Music news. Am currently uploading a piece to my YouTube page. I've been practicing with the modal playalongs- still one-chord shit(sorry, two-chord shit), but there's a lot you can do with these. I've been working on shorter phrases, leaving more space, and trying to get away from always doing these torrents of 8th notes, these interminable lines.
Trying to play more interactively, phrasing so that the bass player gets into the conversation. I love Gerry Mulligan's solos for that reason: the wonderful phrasing. Mulligan was a great baritone saxophonist and composer, known for his piano-less quartet. Without the piano to clog up all those overtones, it's a much more transparent texture. And Mulligan was blessed with one of the most intuitive bass players around- Bill Crow.
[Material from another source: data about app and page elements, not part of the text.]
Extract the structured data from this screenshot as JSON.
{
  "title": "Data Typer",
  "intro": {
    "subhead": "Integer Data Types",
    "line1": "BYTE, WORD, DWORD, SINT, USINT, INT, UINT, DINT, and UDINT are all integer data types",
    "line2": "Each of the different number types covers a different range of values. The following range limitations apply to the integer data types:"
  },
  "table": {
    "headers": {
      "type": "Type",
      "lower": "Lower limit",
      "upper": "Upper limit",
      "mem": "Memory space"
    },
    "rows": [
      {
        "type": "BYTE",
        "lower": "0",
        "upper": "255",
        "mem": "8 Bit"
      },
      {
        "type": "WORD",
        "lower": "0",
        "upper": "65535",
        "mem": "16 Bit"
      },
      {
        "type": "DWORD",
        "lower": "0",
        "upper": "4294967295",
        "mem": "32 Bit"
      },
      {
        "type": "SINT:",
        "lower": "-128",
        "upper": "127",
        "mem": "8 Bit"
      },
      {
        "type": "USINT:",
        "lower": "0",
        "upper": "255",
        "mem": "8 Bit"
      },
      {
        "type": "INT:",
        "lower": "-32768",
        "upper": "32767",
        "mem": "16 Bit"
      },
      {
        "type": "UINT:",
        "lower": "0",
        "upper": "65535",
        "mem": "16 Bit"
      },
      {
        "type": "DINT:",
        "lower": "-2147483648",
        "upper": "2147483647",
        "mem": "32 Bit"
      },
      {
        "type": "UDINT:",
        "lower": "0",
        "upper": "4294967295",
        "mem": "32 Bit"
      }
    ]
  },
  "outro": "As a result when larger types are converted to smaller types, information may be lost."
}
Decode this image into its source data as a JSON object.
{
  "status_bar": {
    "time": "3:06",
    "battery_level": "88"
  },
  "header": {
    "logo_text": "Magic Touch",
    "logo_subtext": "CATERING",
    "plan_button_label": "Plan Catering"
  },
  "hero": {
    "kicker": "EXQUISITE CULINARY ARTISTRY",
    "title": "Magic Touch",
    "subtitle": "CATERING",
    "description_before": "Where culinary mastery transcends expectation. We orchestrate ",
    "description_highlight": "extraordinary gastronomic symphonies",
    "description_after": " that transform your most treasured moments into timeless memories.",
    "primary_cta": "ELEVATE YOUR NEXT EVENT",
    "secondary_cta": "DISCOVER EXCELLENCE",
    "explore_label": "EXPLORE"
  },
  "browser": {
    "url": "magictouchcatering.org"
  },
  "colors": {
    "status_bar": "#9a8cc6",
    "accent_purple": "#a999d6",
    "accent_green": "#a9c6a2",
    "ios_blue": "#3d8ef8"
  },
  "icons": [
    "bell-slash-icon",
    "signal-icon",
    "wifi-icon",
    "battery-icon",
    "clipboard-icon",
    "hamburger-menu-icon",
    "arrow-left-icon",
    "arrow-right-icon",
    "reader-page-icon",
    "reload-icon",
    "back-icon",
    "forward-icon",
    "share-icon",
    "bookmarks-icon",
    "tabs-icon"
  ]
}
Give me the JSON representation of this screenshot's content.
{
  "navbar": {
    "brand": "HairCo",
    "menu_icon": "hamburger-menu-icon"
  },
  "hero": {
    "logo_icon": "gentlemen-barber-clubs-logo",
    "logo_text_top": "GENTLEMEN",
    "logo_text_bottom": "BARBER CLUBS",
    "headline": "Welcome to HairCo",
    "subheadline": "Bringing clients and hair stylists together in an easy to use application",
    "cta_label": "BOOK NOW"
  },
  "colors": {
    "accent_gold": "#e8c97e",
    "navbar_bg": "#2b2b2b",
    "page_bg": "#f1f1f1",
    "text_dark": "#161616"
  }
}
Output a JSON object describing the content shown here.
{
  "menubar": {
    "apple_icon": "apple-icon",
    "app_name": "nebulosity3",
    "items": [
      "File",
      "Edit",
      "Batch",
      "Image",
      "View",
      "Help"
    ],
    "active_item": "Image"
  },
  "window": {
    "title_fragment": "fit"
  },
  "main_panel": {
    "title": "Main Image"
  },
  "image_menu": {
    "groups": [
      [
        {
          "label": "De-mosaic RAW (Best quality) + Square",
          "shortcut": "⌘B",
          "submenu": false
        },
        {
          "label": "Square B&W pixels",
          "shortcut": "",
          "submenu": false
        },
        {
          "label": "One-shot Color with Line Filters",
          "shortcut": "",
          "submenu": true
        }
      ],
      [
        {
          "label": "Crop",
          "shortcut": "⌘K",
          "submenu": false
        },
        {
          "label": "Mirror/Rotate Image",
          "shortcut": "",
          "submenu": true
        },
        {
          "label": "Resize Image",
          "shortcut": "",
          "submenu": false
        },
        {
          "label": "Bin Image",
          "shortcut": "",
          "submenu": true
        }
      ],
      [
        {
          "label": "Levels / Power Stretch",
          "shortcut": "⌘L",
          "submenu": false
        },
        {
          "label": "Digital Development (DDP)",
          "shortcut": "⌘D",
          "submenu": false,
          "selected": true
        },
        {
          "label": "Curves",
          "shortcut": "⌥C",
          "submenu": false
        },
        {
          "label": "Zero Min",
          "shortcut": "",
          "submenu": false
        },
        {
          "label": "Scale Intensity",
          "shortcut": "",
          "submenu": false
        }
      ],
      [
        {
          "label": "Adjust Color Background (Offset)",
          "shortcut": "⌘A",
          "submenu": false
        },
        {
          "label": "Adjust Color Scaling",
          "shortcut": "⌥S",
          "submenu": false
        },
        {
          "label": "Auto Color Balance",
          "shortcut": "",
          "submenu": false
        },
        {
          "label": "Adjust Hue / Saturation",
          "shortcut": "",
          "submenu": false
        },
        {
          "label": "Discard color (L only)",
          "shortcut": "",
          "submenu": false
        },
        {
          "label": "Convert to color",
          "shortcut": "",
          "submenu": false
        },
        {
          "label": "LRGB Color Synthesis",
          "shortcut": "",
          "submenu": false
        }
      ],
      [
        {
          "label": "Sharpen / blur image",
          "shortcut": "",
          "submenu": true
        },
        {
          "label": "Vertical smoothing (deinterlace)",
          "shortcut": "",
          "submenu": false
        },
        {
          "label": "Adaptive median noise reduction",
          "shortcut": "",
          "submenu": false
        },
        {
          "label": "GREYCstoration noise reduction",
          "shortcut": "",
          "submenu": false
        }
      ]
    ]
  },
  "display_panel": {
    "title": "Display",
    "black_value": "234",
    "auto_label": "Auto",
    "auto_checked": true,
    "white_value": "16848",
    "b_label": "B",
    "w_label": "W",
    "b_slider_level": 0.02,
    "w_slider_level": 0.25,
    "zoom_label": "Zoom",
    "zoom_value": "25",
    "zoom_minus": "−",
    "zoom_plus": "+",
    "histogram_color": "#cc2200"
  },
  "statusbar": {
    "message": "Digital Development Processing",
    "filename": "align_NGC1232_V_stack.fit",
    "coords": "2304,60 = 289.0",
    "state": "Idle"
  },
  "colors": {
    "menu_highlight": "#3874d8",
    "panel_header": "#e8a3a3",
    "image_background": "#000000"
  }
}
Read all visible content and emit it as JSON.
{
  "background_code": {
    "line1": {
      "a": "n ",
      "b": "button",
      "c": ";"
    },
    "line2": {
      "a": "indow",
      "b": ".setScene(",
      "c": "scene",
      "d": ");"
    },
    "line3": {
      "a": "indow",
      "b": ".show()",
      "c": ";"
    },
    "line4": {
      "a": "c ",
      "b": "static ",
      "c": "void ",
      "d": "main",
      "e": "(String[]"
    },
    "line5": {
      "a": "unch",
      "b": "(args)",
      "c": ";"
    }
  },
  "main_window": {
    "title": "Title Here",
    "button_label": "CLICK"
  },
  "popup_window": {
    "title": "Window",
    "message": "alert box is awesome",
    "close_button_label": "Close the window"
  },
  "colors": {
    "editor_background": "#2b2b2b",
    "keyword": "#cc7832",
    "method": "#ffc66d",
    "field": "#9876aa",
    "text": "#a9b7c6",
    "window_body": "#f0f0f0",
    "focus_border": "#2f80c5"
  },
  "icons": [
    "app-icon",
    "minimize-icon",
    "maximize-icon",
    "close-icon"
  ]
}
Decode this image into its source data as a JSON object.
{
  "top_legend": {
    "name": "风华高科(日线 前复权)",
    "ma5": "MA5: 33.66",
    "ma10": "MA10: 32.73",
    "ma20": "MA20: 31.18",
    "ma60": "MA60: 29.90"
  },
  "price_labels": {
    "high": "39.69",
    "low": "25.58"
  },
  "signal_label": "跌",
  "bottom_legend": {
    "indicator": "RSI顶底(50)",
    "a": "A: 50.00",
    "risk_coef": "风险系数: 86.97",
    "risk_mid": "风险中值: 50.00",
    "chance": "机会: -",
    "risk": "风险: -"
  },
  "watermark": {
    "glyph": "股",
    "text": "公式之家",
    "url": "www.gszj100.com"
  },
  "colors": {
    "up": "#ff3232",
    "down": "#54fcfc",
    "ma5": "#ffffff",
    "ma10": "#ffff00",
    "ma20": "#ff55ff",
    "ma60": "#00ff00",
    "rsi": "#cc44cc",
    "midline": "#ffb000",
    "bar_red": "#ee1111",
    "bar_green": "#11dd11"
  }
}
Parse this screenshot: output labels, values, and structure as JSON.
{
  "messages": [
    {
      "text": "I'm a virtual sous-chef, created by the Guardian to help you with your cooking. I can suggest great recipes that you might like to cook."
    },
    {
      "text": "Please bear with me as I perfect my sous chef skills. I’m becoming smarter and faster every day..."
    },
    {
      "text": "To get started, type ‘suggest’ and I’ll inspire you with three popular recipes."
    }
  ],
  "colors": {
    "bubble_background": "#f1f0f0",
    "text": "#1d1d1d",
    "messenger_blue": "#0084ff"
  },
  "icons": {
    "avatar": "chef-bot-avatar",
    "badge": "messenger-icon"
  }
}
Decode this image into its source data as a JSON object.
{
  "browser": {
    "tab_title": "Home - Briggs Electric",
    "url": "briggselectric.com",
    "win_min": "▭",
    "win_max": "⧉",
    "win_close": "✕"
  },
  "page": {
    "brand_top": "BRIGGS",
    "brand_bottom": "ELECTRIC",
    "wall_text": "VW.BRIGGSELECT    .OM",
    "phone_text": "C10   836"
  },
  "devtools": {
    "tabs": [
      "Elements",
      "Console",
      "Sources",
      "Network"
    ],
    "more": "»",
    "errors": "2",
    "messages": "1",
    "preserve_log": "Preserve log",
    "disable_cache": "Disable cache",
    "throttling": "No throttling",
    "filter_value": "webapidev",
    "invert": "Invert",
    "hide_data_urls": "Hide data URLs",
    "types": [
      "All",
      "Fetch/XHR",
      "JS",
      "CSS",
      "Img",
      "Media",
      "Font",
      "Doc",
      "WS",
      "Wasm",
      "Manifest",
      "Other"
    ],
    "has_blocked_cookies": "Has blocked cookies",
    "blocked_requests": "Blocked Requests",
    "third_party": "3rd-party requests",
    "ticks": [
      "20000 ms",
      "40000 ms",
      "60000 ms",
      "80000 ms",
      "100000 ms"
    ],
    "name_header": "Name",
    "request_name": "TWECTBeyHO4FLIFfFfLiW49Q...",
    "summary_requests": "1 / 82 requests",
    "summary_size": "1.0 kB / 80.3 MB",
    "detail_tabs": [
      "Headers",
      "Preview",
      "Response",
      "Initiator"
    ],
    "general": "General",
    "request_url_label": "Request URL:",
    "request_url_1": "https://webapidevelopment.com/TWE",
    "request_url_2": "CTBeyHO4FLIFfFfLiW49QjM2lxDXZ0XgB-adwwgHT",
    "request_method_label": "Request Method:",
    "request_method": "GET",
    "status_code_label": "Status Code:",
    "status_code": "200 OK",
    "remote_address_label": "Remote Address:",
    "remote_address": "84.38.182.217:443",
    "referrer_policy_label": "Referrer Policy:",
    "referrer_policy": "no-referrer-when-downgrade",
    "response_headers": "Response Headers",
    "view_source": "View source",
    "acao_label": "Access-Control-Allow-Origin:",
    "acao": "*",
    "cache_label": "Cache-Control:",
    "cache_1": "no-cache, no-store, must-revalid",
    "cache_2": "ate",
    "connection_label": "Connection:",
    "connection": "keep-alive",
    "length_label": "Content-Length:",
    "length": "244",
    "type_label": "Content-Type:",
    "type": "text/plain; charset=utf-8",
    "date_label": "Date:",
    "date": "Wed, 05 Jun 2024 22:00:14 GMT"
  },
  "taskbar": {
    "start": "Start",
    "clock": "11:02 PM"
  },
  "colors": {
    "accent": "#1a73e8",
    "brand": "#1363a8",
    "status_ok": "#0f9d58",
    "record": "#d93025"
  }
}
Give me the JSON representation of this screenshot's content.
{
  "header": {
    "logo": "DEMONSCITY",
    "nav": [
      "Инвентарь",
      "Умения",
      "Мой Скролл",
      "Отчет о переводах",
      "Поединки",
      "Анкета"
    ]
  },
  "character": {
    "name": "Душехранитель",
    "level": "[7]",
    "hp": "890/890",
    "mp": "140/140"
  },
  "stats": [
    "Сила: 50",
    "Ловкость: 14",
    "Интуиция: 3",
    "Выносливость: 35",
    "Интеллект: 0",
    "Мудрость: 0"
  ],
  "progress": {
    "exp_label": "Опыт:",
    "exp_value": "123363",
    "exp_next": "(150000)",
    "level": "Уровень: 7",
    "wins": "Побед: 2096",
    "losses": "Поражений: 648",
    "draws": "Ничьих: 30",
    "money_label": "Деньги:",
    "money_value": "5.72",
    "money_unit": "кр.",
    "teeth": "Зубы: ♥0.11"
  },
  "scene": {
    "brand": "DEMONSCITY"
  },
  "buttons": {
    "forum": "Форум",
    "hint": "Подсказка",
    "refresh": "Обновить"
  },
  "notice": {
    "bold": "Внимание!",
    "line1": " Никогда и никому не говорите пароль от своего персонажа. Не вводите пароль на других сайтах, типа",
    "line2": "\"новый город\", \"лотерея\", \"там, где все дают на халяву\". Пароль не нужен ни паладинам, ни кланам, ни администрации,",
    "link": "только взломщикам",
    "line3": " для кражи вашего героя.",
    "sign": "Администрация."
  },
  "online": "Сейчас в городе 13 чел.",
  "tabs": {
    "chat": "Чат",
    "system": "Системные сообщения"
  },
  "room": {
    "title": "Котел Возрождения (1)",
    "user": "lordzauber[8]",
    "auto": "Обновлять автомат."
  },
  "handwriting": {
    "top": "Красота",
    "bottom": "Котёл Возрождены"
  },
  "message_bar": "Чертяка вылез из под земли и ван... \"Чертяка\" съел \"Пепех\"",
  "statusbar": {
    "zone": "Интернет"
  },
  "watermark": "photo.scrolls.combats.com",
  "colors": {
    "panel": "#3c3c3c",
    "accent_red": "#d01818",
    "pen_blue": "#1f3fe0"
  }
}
Crow always seemed to know just the right notes for any musical situation. So he had just the notes you'd want to hear, when Mulligan would leave space for him. Bill Crow is also a writer, a jazz journalist if you will, and has a wonderful book out called Jazz Anecdotes. I think he also has a follow-up book.
Bass was the first thing I played in bands. I was all of 12 years old, and had already been playing guitar for six months. "You'll have to play bass", I was told. "I already have an electric guitar. So I became a bass player by default. I really enjoyed it at first, but I grew tired of people trying to tell me how to play: simpler, fewer notes- and emphasizing the role of the instrument. If people had left me the hell alone in that regard, I might still be a bass player.
It really doesn't matter what your first instrument is. But starting on a 'rhythm' instrument can give you a great advantage later. If you take up bass, it's going to solidify your harmonic sense, which will benefit you greatly in soloing as well as accompanying. And if you take up drums, you will gain an edge in playing time; and if you take up another instrument later, you'll have a nice edge as far as your time sense.
I was able to get a pretty good harmonic sense from all those bass gigs. This gave me an edge on guitar. But I still had to work like hell on time. And I still work on it. Still not perfect all the time, but better. Some things come easily, others you have to work your tail off.
Some rambling on this dismal Monday morning. Thanks for reading, whoever-reads-this. Happy Monday to you, if that's not too much of a contradiction in terms. More later.